There are some things in this world that we simply love to hate, like winter. But if you’re a Badger, there’s one thing you love to hate more than anything else: the George L. Mosse Humanities Building.
The behemoth stands proudly at the foot of State Street Mall, giving all who pass by a sinister welcome to campus. There are no windows. The walls slope. The entrances are underground. It’s made out of 532-by-164 feet of concrete. Basically, it’s the blueprint for a futuristic, dystopian compound in which everyone wears matching grayscale uniforms.
Perhaps this is just the jaded opinion of one English major who spent far too many hours in a cavernous lecture hall in the building’s basement. Which, for the record, is accessible only by two sets of doors — something the aforementioned jaded English major wishes she would have known before her first day of class. Whoops.
Regardless of one’s affinity (or lack thereof) for the Humanities building, I think we can all agree: that place is a maze, and it’s been confusing Badgers for generations. There are many explanations — urban legends, if you will — as to why the building is the way it is. We took it upon ourselves to sift through all of these stories to find the truth.
(Lest there be any confusion, there is no quarrel with Professor Mosse himself. Just his building. Sorry, sir.)
Up Is Down
Some people believe that Humanities’ bizarre appearance is the fault of an architect who really screwed up. A common tale posits that the head architect started giving out instructions to the builders … while looking at the blueprints upside down. But seeing as the ceilings are ceilings and the floors are, in fact, floors, we’re guessing there is minimal truth to this one.
In a similar vein, others say that the building was built backwards — that the side facing Park Street was meant to be the interior and the open area facing the Chazen was supposed to be the front. They also say that, upon realizing his mistake, the architect threw himself off of the roof, died, and now haunts the grounds. Those people, however, are wrong. Architect Harry Weese lived a long and, we hope, happy life, officially busting this myth.
There is a popular belief that Humanities was built to be riot proof: the maze-like structure would deter students from congregating and violently protesting. Also, the slanted outer walls would allow police officers to quickly scale the building à la Jason Bourne. Because the project began in 1966 at the peak of the Vietnam War, people argue that that the architects had unrest on their minds. However, according to Gary Brown ’84, director of campus planning, this theory is little more than urban legend.” Though who are we to assume what the architects did or did not have rolling around in their collective subconscious?

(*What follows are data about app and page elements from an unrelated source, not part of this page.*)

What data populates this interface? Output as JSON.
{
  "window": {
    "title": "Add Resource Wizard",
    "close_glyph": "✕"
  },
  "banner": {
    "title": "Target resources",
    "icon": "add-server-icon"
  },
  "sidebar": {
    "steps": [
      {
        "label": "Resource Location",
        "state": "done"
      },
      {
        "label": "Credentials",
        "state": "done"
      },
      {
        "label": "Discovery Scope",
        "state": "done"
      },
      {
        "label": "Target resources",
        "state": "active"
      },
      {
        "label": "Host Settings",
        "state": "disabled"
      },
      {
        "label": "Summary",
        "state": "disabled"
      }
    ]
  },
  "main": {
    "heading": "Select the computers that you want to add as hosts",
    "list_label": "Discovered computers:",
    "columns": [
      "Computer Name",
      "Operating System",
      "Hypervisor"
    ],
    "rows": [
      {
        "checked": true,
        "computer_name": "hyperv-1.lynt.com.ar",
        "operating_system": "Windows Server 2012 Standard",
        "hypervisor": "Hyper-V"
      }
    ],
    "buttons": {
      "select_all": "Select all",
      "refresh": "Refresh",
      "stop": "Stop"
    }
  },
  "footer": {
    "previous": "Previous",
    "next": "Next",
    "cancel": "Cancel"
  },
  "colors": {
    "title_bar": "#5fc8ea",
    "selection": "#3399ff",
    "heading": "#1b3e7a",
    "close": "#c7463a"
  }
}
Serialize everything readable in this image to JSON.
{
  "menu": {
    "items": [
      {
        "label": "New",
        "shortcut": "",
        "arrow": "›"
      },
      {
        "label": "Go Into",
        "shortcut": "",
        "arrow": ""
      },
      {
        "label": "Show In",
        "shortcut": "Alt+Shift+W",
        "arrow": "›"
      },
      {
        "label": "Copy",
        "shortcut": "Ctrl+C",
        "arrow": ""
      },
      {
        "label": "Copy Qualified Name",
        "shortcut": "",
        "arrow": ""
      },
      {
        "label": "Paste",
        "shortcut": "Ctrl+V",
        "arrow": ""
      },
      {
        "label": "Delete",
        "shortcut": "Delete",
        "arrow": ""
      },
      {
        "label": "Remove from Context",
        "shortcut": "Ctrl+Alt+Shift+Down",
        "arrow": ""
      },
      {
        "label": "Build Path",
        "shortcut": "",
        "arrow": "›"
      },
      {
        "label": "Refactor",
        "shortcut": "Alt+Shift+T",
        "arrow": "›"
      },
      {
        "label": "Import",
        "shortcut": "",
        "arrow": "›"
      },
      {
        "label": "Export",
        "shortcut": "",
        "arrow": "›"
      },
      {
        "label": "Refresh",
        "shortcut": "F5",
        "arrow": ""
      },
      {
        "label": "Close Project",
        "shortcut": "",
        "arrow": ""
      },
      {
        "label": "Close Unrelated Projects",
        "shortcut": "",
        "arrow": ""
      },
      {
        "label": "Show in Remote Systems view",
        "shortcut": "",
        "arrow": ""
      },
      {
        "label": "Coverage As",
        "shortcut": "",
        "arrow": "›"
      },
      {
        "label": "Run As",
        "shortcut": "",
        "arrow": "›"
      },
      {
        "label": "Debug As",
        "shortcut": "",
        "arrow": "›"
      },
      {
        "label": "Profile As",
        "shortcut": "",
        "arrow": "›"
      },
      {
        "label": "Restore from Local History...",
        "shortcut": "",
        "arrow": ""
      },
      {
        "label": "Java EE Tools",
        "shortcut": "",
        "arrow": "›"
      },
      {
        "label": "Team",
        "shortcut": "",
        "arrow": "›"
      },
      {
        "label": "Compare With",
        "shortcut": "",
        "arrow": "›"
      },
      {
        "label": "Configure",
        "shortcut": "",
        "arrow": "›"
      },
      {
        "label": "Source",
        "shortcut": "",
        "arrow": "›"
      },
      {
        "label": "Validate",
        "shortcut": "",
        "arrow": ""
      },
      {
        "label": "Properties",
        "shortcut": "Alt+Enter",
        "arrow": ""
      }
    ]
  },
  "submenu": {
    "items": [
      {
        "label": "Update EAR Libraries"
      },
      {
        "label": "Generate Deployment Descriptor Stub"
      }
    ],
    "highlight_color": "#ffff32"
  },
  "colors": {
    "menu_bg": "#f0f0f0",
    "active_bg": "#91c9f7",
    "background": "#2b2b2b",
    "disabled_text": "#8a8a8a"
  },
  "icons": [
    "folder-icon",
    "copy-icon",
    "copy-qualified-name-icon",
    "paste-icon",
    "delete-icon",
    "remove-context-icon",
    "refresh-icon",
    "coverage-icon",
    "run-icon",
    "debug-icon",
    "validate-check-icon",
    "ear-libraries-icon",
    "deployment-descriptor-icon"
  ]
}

Perhaps the concrete labyrinth is shaped as such because, well, that was just the aesthetic of the time. There was an entire movement happening during the sixties called Brutalist architecture. Without sounding like your Introduction to Art History professor, we’ll explain it simply. Humanities is a shining example of Brutalism. Many other buildings in the movement, such as Boston’s City Hall and the US Department of Health and Human Services, have similar features: fortress-like exteriors, exposed concrete, and modular elements. So, to say that Humanities is brutal is actually quite accurate.
Brutalism isn’t the only reason that Humanities is the way it is. The original plan was to build three separate buildings so that the history, music, and art departments would each have their own spaces. Additionally, the developers wanted to stay away from putting another high-rise building on campus — thus the elongated, into-the-ground approach. When the plans were completed and moving toward contract bidding, only one contractor was willing to take on the project. And, as (bad) luck would have it, his bid was $2 million over budget. As such, the building committee revised the plans to accommodate an extra couple million bucks, resulting in a compromised result. Unfortunately for the three departments, this not-so-shiny new building didn’t really fix any of their problems. Music and history are still battling it out over the excessive sound that the other emits, while art quickly became overcrowded — a problem that was exacerbated by a ventilation problem.
Well, there you have it. The next time someone tries to tell you that Humanities was built upside down or is haunted by a failed architect, you’ll know better. Whether you choose to share that knowledge is entirely up to you.